### BRIEF
What follows is data; output all of it exactly as given.

### SUPPLIED INFORMATION
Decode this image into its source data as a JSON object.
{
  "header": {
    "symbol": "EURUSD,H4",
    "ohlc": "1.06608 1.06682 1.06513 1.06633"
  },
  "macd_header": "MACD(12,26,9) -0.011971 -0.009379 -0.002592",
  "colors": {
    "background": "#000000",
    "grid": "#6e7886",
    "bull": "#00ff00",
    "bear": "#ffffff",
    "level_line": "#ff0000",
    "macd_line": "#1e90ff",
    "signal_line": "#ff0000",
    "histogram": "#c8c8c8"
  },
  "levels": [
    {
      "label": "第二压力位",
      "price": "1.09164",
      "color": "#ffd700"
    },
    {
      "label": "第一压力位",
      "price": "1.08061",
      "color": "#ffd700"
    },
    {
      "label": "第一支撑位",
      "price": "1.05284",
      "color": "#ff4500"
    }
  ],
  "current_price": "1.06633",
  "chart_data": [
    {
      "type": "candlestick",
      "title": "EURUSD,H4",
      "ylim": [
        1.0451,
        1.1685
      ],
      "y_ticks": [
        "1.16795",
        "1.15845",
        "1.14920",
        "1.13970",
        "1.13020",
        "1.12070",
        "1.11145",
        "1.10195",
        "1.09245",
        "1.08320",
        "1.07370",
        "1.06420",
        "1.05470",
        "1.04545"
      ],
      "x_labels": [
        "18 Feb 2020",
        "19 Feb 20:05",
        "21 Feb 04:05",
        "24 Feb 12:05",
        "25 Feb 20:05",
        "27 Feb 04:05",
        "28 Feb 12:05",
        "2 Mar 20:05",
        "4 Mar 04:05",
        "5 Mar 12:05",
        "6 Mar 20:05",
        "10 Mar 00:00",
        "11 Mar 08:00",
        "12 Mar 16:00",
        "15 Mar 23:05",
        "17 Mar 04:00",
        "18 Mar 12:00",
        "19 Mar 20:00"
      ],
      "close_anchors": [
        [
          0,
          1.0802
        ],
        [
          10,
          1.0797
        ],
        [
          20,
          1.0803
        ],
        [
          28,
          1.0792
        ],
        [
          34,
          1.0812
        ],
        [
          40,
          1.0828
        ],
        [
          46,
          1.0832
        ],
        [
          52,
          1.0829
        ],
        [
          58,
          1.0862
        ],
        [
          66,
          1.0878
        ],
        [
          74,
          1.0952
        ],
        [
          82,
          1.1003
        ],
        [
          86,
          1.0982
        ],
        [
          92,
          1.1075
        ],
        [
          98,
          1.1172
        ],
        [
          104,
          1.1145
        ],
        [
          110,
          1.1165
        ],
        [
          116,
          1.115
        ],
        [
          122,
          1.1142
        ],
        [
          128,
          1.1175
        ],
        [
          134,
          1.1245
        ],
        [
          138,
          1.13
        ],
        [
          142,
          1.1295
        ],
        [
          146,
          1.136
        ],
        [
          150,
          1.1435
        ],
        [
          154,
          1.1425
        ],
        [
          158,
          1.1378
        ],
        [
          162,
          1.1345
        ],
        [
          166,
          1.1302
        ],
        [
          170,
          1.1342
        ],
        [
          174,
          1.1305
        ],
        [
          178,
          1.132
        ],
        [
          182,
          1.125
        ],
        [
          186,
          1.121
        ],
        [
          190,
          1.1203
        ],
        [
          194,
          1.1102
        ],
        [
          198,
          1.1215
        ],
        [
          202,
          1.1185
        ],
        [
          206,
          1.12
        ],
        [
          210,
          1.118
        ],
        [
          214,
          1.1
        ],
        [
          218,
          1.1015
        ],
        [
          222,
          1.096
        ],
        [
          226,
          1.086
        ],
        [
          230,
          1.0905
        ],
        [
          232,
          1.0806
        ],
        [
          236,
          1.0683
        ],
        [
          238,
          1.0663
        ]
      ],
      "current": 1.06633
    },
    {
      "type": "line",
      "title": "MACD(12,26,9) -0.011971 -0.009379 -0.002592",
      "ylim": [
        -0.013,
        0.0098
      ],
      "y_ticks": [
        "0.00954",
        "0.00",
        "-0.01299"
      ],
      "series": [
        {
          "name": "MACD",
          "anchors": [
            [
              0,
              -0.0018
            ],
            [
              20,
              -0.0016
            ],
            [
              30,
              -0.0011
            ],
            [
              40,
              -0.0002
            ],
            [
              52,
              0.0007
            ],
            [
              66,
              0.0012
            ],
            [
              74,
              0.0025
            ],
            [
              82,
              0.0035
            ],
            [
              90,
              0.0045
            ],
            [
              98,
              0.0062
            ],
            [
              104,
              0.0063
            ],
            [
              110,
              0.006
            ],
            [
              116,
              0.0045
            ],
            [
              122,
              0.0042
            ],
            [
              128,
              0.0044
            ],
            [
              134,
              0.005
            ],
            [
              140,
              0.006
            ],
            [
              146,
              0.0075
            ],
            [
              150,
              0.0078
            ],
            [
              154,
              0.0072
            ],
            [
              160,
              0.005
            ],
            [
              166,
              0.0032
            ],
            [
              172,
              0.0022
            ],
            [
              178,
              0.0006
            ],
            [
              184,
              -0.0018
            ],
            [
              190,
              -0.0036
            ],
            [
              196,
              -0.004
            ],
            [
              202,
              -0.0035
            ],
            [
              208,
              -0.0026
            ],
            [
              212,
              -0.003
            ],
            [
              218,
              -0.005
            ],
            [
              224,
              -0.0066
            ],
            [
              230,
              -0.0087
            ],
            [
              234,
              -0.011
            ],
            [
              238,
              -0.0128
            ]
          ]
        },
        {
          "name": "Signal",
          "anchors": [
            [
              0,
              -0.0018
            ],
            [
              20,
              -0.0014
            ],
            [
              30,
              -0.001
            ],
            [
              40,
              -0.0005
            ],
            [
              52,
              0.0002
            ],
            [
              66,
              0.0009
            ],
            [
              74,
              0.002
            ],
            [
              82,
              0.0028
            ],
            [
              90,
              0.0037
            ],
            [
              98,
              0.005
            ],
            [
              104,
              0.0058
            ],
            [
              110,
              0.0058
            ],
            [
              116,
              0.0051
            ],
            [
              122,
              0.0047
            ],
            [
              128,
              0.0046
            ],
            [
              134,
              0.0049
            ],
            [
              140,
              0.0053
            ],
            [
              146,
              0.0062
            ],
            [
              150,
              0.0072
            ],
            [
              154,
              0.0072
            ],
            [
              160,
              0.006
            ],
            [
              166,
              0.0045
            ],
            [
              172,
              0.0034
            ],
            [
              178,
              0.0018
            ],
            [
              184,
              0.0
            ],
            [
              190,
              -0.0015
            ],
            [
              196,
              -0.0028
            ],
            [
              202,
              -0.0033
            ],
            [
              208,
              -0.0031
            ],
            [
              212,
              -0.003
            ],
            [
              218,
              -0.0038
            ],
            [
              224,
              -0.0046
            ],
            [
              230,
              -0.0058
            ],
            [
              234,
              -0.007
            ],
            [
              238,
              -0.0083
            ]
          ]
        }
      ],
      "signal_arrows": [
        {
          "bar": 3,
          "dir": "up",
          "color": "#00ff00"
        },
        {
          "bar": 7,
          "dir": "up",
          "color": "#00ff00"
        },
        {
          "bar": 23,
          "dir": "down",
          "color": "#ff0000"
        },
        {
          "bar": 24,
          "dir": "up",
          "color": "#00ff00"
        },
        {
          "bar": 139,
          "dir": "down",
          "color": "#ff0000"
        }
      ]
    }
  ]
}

### RESPONSE TO THE EXERCISE
Decode this image into its source data as a JSON object.
{
  "header": {
    "symbol": "EURUSD,H4",
    "ohlc": "1.06608 1.06682 1.06513 1.06633"
  },
  "macd_header": "MACD(12,26,9) -0.011971 -0.009379 -0.002592",
  "colors": {
    "background": "#000000",
    "grid": "#6e7886",
    "bull": "#00ff00",
    "bear": "#ffffff",
    "level_line": "#ff0000",
    "macd_line": "#1e90ff",
    "signal_line": "#ff0000",
    "histogram": "#c8c8c8"
  },
  "levels": [
    {
      "label": "第二压力位",
      "price": "1.09164",
      "color": "#ffd700"
    },
    {
      "label": "第一压力位",
      "price": "1.08061",
      "color": "#ffd700"
    },
    {
      "label": "第一支撑位",
      "price": "1.05284",
      "color": "#ff4500"
    }
  ],
  "current_price": "1.06633",
  "chart_data": [
    {
      "type": "candlestick",
      "title": "EURUSD,H4",
      "ylim": [
        1.0451,
        1.1685
      ],
      "y_ticks": [
        "1.16795",
        "1.15845",
        "1.14920",
        "1.13970",
        "1.13020",
        "1.12070",
        "1.11145",
        "1.10195",
        "1.09245",
        "1.08320",
        "1.07370",
        "1.06420",
        "1.05470",
        "1.04545"
      ],
      "x_labels": [
        "18 Feb 2020",
        "19 Feb 20:05",
        "21 Feb 04:05",
        "24 Feb 12:05",
        "25 Feb 20:05",
        "27 Feb 04:05",
        "28 Feb 12:05",
        "2 Mar 20:05",
        "4 Mar 04:05",
        "5 Mar 12:05",
        "6 Mar 20:05",
        "10 Mar 00:00",
        "11 Mar 08:00",
        "12 Mar 16:00",
        "15 Mar 23:05",
        "17 Mar 04:00",
        "18 Mar 12:00",
        "19 Mar 20:00"
      ],
      "close_anchors": [
        [
          0,
          1.0802
        ],
        [
          10,
          1.0797
        ],
        [
          20,
          1.0803
        ],
        [
          28,
          1.0792
        ],
        [
          34,
          1.0812
        ],
        [
          40,
          1.0828
        ],
        [
          46,
          1.0832
        ],
        [
          52,
          1.0829
        ],
        [
          58,
          1.0862
        ],
        [
          66,
          1.0878
        ],
        [
          74,
          1.0952
        ],
        [
          82,
          1.1003
        ],
        [
          86,
          1.0982
        ],
        [
          92,
          1.1075
        ],
        [
          98,
          1.1172
        ],
        [
          104,
          1.1145
        ],
        [
          110,
          1.1165
        ],
        [
          116,
          1.115
        ],
        [
          122,
          1.1142
        ],
        [
          128,
          1.1175
        ],
        [
          134,
          1.1245
        ],
        [
          138,
          1.13
        ],
        [
          142,
          1.1295
        ],
        [
          146,
          1.136
        ],
        [
          150,
          1.1435
        ],
        [
          154,
          1.1425
        ],
        [
          158,
          1.1378
        ],
        [
          162,
          1.1345
        ],
        [
          166,
          1.1302
        ],
        [
          170,
          1.1342
        ],
        [
          174,
          1.1305
        ],
        [
          178,
          1.132
        ],
        [
          182,
          1.125
        ],
        [
          186,
          1.121
        ],
        [
          190,
          1.1203
        ],
        [
          194,
          1.1102
        ],
        [
          198,
          1.1215
        ],
        [
          202,
          1.1185
        ],
        [
          206,
          1.12
        ],
        [
          210,
          1.118
        ],
        [
          214,
          1.1
        ],
        [
          218,
          1.1015
        ],
        [
          222,
          1.096
        ],
        [
          226,
          1.086
        ],
        [
          230,
          1.0905
        ],
        [
          232,
          1.0806
        ],
        [
          236,
          1.0683
        ],
        [
          238,
          1.0663
        ]
      ],
      "current": 1.06633
    },
    {
      "type": "line",
      "title": "MACD(12,26,9) -0.011971 -0.009379 -0.002592",
      "ylim": [
        -0.013,
        0.0098
      ],
      "y_ticks": [
        "0.00954",
        "0.00",
        "-0.01299"
      ],
      "series": [
        {
          "name": "MACD",
          "anchors": [
            [
              0,
              -0.0018
            ],
            [
              20,
              -0.0016
            ],
            [
              30,
              -0.0011
            ],
            [
              40,
              -0.0002
            ],
            [
              52,
              0.0007
            ],
            [
              66,
              0.0012
            ],
            [
              74,
              0.0025
            ],
            [
              82,
              0.0035
            ],
            [
              90,
              0.0045
            ],
            [
              98,
              0.0062
            ],
            [
              104,
              0.0063
            ],
            [
              110,
              0.006
            ],
            [
              116,
              0.0045
            ],
            [
              122,
              0.0042
            ],
            [
              128,
              0.0044
            ],
            [
              134,
              0.005
            ],
            [
              140,
              0.006
            ],
            [
              146,
              0.0075
            ],
            [
              150,
              0.0078
            ],
            [
              154,
              0.0072
            ],
            [
              160,
              0.005
            ],
            [
              166,
              0.0032
            ],
            [
              172,
              0.0022
            ],
            [
              178,
              0.0006
            ],
            [
              184,
              -0.0018
            ],
            [
              190,
              -0.0036
            ],
            [
              196,
              -0.004
            ],
            [
              202,
              -0.0035
            ],
            [
              208,
              -0.0026
            ],
            [
              212,
              -0.003
            ],
            [
              218,
              -0.005
            ],
            [
              224,
              -0.0066
            ],
            [
              230,
              -0.0087
            ],
            [
              234,
              -0.011
            ],
            [
              238,
              -0.0128
            ]
          ]
        },
        {
          "name": "Signal",
          "anchors": [
            [
              0,
              -0.0018
            ],
            [
              20,
              -0.0014
            ],
            [
              30,
              -0.001
            ],
            [
              40,
              -0.0005
            ],
            [
              52,
              0.0002
            ],
            [
              66,
              0.0009
            ],
            [
              74,
              0.002
            ],
            [
              82,
              0.0028
            ],
            [
              90,
              0.0037
            ],
            [
              98,
              0.005
            ],
            [
              104,
              0.0058
            ],
            [
              110,
              0.0058
            ],
            [
              116,
              0.0051
            ],
            [
              122,
              0.0047
            ],
            [
              128,
              0.0046
            ],
            [
              134,
              0.0049
            ],
            [
              140,
              0.0053
            ],
            [
              146,
              0.0062
            ],
            [
              150,
              0.0072
            ],
            [
              154,
              0.0072
            ],
            [
              160,
              0.006
            ],
            [
              166,
              0.0045
            ],
            [
              172,
              0.0034
            ],
            [
              178,
              0.0018
            ],
            [
              184,
              0.0
            ],
            [
              190,
              -0.0015
            ],
            [
              196,
              -0.0028
            ],
            [
              202,
              -0.0033
            ],
            [
              208,
              -0.0031
            ],
            [
              212,
              -0.003
            ],
            [
              218,
              -0.0038
            ],
            [
              224,
              -0.0046
            ],
            [
              230,
              -0.0058
            ],
            [
              234,
              -0.007
            ],
            [
              238,
              -0.0083
            ]
          ]
        }
      ],
      "signal_arrows": [
        {
          "bar": 3,
          "dir": "up",
          "color": "#00ff00"
        },
        {
          "bar": 7,
          "dir": "up",
          "color": "#00ff00"
        },
        {
          "bar": 23,
          "dir": "down",
          "color": "#ff0000"
        },
        {
          "bar": 24,
          "dir": "up",
          "color": "#00ff00"
        },
        {
          "bar": 139,
          "dir": "down",
          "color": "#ff0000"
        }
      ]
    }
  ]
}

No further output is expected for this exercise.